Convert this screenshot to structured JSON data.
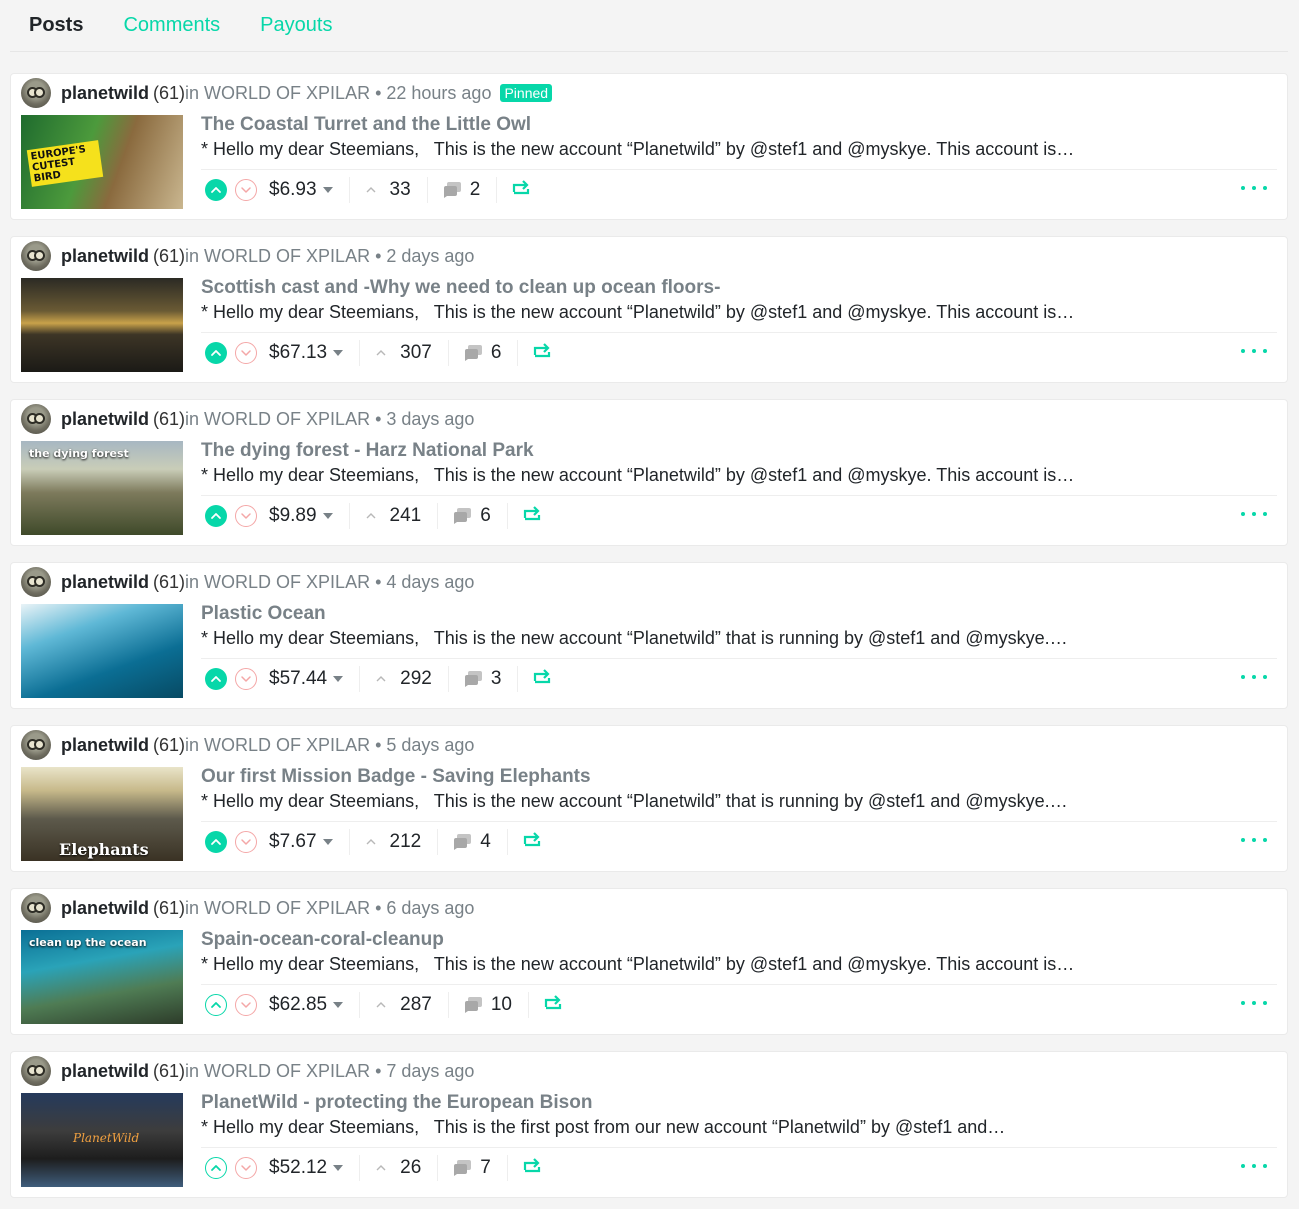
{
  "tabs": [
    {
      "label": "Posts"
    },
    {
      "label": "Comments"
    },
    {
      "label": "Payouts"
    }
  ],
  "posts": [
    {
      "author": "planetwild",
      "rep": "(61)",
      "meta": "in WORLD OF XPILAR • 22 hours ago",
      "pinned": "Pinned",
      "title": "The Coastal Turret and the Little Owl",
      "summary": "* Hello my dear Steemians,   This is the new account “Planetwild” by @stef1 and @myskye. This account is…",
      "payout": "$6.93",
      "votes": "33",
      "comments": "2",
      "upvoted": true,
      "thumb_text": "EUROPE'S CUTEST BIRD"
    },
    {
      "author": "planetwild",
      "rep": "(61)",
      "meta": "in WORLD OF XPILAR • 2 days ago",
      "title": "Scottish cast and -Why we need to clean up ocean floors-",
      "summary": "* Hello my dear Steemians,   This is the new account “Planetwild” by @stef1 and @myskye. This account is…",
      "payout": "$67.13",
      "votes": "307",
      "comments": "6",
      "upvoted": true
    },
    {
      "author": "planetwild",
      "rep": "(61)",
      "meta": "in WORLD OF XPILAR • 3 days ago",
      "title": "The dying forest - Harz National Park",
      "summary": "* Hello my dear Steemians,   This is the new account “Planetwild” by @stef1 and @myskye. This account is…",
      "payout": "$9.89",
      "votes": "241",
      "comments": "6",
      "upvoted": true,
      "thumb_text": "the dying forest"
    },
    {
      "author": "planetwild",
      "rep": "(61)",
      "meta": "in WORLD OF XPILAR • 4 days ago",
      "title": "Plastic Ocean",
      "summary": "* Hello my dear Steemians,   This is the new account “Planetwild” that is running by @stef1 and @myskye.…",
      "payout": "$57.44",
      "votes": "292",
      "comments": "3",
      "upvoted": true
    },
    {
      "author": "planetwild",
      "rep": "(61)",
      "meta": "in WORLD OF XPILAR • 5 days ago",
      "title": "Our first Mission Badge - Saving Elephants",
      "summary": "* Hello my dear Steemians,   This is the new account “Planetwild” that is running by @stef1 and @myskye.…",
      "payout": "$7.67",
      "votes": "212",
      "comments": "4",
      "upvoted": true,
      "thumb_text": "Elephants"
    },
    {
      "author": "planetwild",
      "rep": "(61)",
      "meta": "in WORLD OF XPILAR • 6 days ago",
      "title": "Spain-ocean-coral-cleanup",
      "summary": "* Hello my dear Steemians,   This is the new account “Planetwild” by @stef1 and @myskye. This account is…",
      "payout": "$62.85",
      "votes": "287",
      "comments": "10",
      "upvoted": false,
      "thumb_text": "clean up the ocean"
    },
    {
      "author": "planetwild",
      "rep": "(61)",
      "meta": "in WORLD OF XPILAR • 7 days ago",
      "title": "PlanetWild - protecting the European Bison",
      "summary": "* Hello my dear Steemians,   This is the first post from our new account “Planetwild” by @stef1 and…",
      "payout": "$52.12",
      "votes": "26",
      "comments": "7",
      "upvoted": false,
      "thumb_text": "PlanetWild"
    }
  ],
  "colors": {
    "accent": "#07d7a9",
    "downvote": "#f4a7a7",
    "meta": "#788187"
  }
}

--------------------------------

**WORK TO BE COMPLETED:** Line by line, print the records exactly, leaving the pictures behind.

**SOLUTION:**
Convert this screenshot to structured JSON data.
{
  "tabs": [
    {
      "label": "Posts"
    },
    {
      "label": "Comments"
    },
    {
      "label": "Payouts"
    }
  ],
  "posts": [
    {
      "author": "planetwild",
      "rep": "(61)",
      "meta": "in WORLD OF XPILAR • 22 hours ago",
      "pinned": "Pinned",
      "title": "The Coastal Turret and the Little Owl",
      "summary": "* Hello my dear Steemians,   This is the new account “Planetwild” by @stef1 and @myskye. This account is…",
      "payout": "$6.93",
      "votes": "33",
      "comments": "2",
      "upvoted": true,
      "thumb_text": "EUROPE'S CUTEST BIRD"
    },
    {
      "author": "planetwild",
      "rep": "(61)",
      "meta": "in WORLD OF XPILAR • 2 days ago",
      "title": "Scottish cast and -Why we need to clean up ocean floors-",
      "summary": "* Hello my dear Steemians,   This is the new account “Planetwild” by @stef1 and @myskye. This account is…",
      "payout": "$67.13",
      "votes": "307",
      "comments": "6",
      "upvoted": true
    },
    {
      "author": "planetwild",
      "rep": "(61)",
      "meta": "in WORLD OF XPILAR • 3 days ago",
      "title": "The dying forest - Harz National Park",
      "summary": "* Hello my dear Steemians,   This is the new account “Planetwild” by @stef1 and @myskye. This account is…",
      "payout": "$9.89",
      "votes": "241",
      "comments": "6",
      "upvoted": true,
      "thumb_text": "the dying forest"
    },
    {
      "author": "planetwild",
      "rep": "(61)",
      "meta": "in WORLD OF XPILAR • 4 days ago",
      "title": "Plastic Ocean",
      "summary": "* Hello my dear Steemians,   This is the new account “Planetwild” that is running by @stef1 and @myskye.…",
      "payout": "$57.44",
      "votes": "292",
      "comments": "3",
      "upvoted": true
    },
    {
      "author": "planetwild",
      "rep": "(61)",
      "meta": "in WORLD OF XPILAR • 5 days ago",
      "title": "Our first Mission Badge - Saving Elephants",
      "summary": "* Hello my dear Steemians,   This is the new account “Planetwild” that is running by @stef1 and @myskye.…",
      "payout": "$7.67",
      "votes": "212",
      "comments": "4",
      "upvoted": true,
      "thumb_text": "Elephants"
    },
    {
      "author": "planetwild",
      "rep": "(61)",
      "meta": "in WORLD OF XPILAR • 6 days ago",
      "title": "Spain-ocean-coral-cleanup",
      "summary": "* Hello my dear Steemians,   This is the new account “Planetwild” by @stef1 and @myskye. This account is…",
      "payout": "$62.85",
      "votes": "287",
      "comments": "10",
      "upvoted": false,
      "thumb_text": "clean up the ocean"
    },
    {
      "author": "planetwild",
      "rep": "(61)",
      "meta": "in WORLD OF XPILAR • 7 days ago",
      "title": "PlanetWild - protecting the European Bison",
      "summary": "* Hello my dear Steemians,   This is the first post from our new account “Planetwild” by @stef1 and…",
      "payout": "$52.12",
      "votes": "26",
      "comments": "7",
      "upvoted": false,
      "thumb_text": "PlanetWild"
    }
  ],
  "colors": {
    "accent": "#07d7a9",
    "downvote": "#f4a7a7",
    "meta": "#788187"
  }
}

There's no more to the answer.